‘Significant issues’Utility rates going up to cover maintenance needs, Hinson says
During a work session regarding the Washington city budget for the coming year, council members discussed a proposed 3.5 percent across the board increase on water, and sewer, and an increase from $4.35 to $5 per month for sanitation.
Councilors discussed the manner in which an increase would be presented to service users. In the case of water, discussion was given to increasing the amount for usage rather than the base amount, so greater water users would pay more. Council member Bob Shellmyer said that he wanted bills to be color coded, so users could see where their money was going. City Administrator Brent Hinson is going to go some studies for the council before the final decision on rate increases is made.
“The bill overall will go up, but we are going to try to keep it as modest of an increase as possible,” Hinson said this morning. “There are some significant issues we have to deal with and they are very urgent.”
Hinson said the biggest fault for the increase is a history of trying to keep the rates low and neglecting maintenance on the systems for many years. He said the city’s plan is to keep increases small but regular. He predicts yearly increases. He said he believes the recent wastewater treatment plant project hurt the city because increases in user fees were done all at once.

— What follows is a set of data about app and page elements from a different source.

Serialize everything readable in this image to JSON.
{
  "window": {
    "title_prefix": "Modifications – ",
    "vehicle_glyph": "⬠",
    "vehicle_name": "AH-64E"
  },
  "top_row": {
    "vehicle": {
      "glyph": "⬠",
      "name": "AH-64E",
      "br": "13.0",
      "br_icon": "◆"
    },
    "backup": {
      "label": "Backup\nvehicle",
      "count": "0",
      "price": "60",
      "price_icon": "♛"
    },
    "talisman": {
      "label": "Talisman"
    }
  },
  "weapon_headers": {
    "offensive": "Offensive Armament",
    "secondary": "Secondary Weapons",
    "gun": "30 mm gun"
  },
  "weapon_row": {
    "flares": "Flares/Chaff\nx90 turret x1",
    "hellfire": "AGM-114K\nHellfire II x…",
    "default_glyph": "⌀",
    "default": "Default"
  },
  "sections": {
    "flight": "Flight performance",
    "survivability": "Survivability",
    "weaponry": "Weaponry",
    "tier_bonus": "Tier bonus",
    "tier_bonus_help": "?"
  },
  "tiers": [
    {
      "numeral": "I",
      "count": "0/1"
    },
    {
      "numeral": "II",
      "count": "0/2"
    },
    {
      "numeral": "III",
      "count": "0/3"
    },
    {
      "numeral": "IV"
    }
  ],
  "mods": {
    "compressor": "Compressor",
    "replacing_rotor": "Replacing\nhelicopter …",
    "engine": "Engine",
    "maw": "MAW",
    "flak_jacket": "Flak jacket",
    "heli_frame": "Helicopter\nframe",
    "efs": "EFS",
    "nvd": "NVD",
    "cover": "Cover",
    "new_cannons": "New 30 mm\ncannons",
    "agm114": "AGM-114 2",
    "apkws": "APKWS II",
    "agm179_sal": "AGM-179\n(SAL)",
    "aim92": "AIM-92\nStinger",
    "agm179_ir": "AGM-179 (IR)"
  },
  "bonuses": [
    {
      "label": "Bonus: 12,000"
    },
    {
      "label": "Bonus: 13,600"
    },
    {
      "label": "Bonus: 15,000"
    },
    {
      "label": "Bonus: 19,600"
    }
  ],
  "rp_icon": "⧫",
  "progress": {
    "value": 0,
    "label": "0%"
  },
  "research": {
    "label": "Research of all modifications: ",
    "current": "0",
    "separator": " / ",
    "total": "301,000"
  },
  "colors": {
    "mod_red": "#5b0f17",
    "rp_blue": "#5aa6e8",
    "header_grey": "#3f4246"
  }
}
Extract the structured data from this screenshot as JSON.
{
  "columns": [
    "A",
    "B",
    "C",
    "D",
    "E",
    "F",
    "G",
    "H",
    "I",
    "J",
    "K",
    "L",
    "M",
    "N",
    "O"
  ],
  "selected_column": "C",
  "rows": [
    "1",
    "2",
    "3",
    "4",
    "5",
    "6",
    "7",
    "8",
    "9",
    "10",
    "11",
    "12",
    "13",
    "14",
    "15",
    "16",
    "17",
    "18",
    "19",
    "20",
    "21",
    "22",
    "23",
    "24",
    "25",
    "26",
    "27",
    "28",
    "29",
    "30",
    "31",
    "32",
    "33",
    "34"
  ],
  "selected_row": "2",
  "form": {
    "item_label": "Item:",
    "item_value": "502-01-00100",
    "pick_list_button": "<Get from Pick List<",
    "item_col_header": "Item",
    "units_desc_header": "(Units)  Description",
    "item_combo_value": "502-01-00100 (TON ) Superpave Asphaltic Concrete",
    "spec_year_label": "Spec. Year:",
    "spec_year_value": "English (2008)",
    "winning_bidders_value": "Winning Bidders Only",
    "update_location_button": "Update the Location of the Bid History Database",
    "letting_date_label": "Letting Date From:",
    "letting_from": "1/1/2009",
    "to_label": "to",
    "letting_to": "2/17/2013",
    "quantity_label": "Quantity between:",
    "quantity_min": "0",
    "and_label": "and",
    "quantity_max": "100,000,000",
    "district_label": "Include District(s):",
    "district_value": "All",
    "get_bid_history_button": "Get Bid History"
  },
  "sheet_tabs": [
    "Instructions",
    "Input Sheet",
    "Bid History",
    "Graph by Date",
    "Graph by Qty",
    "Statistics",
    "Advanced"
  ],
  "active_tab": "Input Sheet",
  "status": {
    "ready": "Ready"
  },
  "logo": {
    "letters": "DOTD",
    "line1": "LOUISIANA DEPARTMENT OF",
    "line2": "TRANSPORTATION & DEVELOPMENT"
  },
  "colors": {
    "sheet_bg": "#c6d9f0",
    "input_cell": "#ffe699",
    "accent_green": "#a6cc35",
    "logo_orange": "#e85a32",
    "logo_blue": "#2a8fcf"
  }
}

At this point, Hinson said that the sewer rates can probably stay at a 3 ½ percent per year increase. He said it would be harder to keep up the water system with that small of an increase. He had originally recommended
“We have 100 year old ground storage that is in very poor structural shape,” he said. “We have a 95 year old water tower that is in poor structural shape and has some serious issues. The membranes in our type of water plant are supposed to be changed every seven to 10 years and we still have the membranes from 1993.”
Hinson said there have been no capital expenditures in the water system since 1993. He said the city had received a structural report on the north water tower in 2001 saying it was urgent the city replace the tower within five years. He also said the city hasn’t drilled a new municipal well since 1967. He said the urgency of the issues is driving the increases. Hinson, who arrived in Washington about a year ago, also said he didn’t know why the system hadn’t been maintained.
“It wouldn’t be surprising to see a need for $10 million in capital spending over the next five years in the water utility,” Hinson said. “That is the significance of the problems. They are big.”
He said sanitation costs are going up to ensure the fund remains solvent.